We were fairly new to biking and the biking club scene and we started hearing something about “time trials”. On the old club website, an announcement stated the general area where the trials would be held. We misread the route and drove 12 miles up Susan B. Peak from Mikulik Road and parked the vehicle. Now if anyone has ridden from that direction toward town, you know that it is pretty much downhill and with the wind. So on our exploratory trip, we made pretty good time and came within minutes of the slowest time in the previous year’s rides. Confidence was building.
Through listening to people, we discovered that we had ridden the wrong route, so we went out to try again. After taking the correct route, we came upon Dominic Santos out riding; we stopped to talk, and I recognized him as President of the club that we had just joined. He was encouraging us to participate in the time trials that were to start within a few weeks. I laughed because I had just gotten under 50 minutes and knew that wasn’t very impressive. Dominic said it wasn’t about beating anyone, it was to try to beat your own time. Yeah, right.
A few days later I had my old bike in the shop, and Randy started encouraging us to ride the time trials. He also emphasized that it was all about beating your own time, not racing anyone. Now, if I just had to beat myself I didn’t have much competition, so I decided to try it out.
Finally the big day came, and it was time to ride the wind. And ride the wind was the theme of the day. The wind was SSW 20 gusting to 30. Anyone who has ridden Susan Peak knows that SSW blows right into your face as you make that loooong 5.7 miles before the first turn. Christine backed out of riding but goaded me into it. Of course they placed me first in line (slowest first) because a few had already seen me ride. I thought I was being honored by being first in line. Silly me.

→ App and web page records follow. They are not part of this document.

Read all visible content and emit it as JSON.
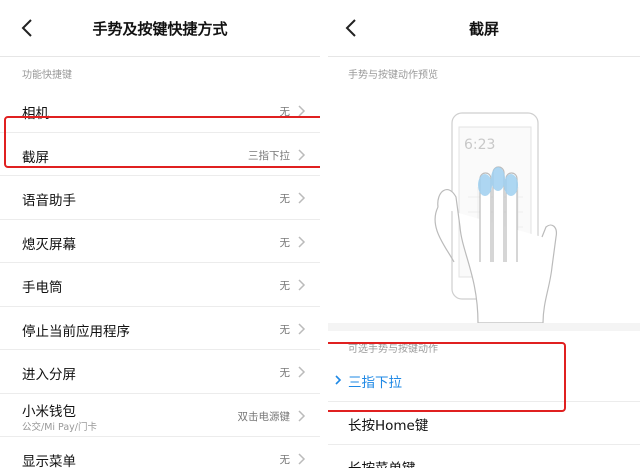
{
  "left": {
    "title": "手势及按键快捷方式",
    "section_label": "功能快捷键",
    "items": [
      {
        "label": "相机",
        "value": "无"
      },
      {
        "label": "截屏",
        "value": "三指下拉"
      },
      {
        "label": "语音助手",
        "value": "无"
      },
      {
        "label": "熄灭屏幕",
        "value": "无"
      },
      {
        "label": "手电筒",
        "value": "无"
      },
      {
        "label": "停止当前应用程序",
        "value": "无"
      },
      {
        "label": "进入分屏",
        "value": "无"
      },
      {
        "label": "小米钱包",
        "sub": "公交/Mi Pay/门卡",
        "value": "双击电源键"
      },
      {
        "label": "显示菜单",
        "value": "无"
      }
    ]
  },
  "right": {
    "title": "截屏",
    "preview_label": "手势与按键动作预览",
    "preview_time": "6:23",
    "options_label": "可选手势与按键动作",
    "options": [
      {
        "label": "三指下拉",
        "selected": true
      },
      {
        "label": "长按Home键",
        "selected": false
      },
      {
        "label": "长按菜单键",
        "selected": false
      }
    ]
  },
  "colors": {
    "accent": "#1e88e5",
    "highlight_box": "#e02020",
    "preview_fingers": "#9fd0f0"
  },
  "icons": {
    "back": "chevron-left-icon",
    "row_arrow": "chevron-right-icon",
    "selected_mark": "chevron-right-icon"
  }
}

And then we were off. But as I started, the wind almost blew me backward instead of letting me charge away. Nervous energy got me to rolling up Susan Peak and I was off. On the first time trial of the year, riders were started in one minute increments. After the first part of my nervous energy was spent, I settled into my stride of at least 8 miles an hour. That wind was hurting me, but I was determined to finish the course. Suddenly after a half mile, the person who started behind me passed me with words of encouragement. Every half mile thereafter another person would pass me with words of encouragement. Club members are so nice, as they would pass me one would say “Good job,” another “Keep it up,” or express concern, “Are your brakes dragging?”
Finally I made the turn onto Walling Pecan and into a cross-wind. That really helped and I was able to hit about 18 miles per hour. I knew I was on a roll as people were passing me every mile instead of the half mile. And then I was able to turn onto Mikulik with the wind to my back and I hit a respectable 20-22 miles per hour on the last stretch. Almost too late. Almost everyone had passed me by that time, so I was still riding by myself. Thank goodness I was only racing against myself, or I would have run out of opponents.
I was so happy to cross that finish line. Remember when I was practicing and had just barely gone under 50 minutes? Well, under the observation of just about everyone, I came in with a whopping time of 54 minutes, or to save you a little time, 13.3 miles per hour average. I am not sure anyone has every “beaten” that time—more slowly. So I may hold a club record and not be aware of it. No trophy for slowest ever time?
As soon as I got back home I hit the internet with a query of “how to ride a bicycle into the wind”. The answer was “lean into the wind dummy.” Yes, I had been riding sitting up as if on a Sunday leisure ride. And surprise, surprise. I learned something else. You know the lower part of the handle bars that I found they call drop bars? They aren’t for short people after all!!! When you place your hands on them, that makes you lower and you can lean into the wind and have support so you don’t have to hold yourself up by straining the arms and back too much.
I am happy to report that I had logged my worst time ever, and since time trials are just to beat your own time that was “easy” to do as the standard was so low. Just trying to beat myself I did not have the stiff competition of the other riders.
Time trial season is about to start again. I would really like for someone to beat my record time. I am ready to share the honor with someone else.